### GOAL OF THE EXERCISE
Within the entries underneath, how many lines include the string "美しさと機能性を融合させ"? State only the number.

### EXERCISE DATA
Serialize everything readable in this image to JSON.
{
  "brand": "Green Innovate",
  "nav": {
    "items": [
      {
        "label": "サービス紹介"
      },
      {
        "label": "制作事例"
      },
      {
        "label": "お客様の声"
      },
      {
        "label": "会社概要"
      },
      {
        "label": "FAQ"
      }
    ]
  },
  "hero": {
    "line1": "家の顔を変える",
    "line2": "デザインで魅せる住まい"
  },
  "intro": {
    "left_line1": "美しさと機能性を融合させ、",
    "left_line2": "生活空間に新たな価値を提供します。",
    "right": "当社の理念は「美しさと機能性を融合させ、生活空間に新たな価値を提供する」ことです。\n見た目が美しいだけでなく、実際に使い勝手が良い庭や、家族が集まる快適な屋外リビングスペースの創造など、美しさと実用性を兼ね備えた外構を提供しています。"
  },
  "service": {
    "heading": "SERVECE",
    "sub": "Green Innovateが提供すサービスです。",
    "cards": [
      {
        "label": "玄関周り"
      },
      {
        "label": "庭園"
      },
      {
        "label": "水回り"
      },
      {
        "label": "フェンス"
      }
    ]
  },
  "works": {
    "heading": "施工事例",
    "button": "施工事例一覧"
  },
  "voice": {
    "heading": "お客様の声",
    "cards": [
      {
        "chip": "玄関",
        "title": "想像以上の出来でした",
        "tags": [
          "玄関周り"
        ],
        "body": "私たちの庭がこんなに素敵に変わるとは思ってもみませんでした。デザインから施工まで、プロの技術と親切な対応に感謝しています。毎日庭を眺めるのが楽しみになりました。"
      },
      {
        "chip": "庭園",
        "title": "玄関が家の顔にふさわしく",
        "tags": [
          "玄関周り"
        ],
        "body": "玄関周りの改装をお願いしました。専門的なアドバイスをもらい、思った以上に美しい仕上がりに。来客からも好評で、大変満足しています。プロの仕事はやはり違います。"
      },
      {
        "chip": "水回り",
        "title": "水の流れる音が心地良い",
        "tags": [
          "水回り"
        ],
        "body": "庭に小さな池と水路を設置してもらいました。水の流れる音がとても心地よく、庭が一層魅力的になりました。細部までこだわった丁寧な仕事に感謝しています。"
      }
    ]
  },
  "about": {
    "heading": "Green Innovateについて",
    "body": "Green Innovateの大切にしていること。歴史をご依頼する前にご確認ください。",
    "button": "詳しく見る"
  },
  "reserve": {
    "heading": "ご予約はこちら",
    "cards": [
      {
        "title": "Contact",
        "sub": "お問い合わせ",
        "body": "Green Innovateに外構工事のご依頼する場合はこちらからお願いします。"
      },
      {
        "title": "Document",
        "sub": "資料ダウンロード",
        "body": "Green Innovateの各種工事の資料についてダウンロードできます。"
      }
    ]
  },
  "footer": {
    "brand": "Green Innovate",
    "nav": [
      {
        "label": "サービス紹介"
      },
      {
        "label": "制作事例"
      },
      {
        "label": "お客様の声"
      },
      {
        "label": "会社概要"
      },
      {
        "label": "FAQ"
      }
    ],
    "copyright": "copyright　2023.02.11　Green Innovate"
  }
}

### FINISHED TASK
2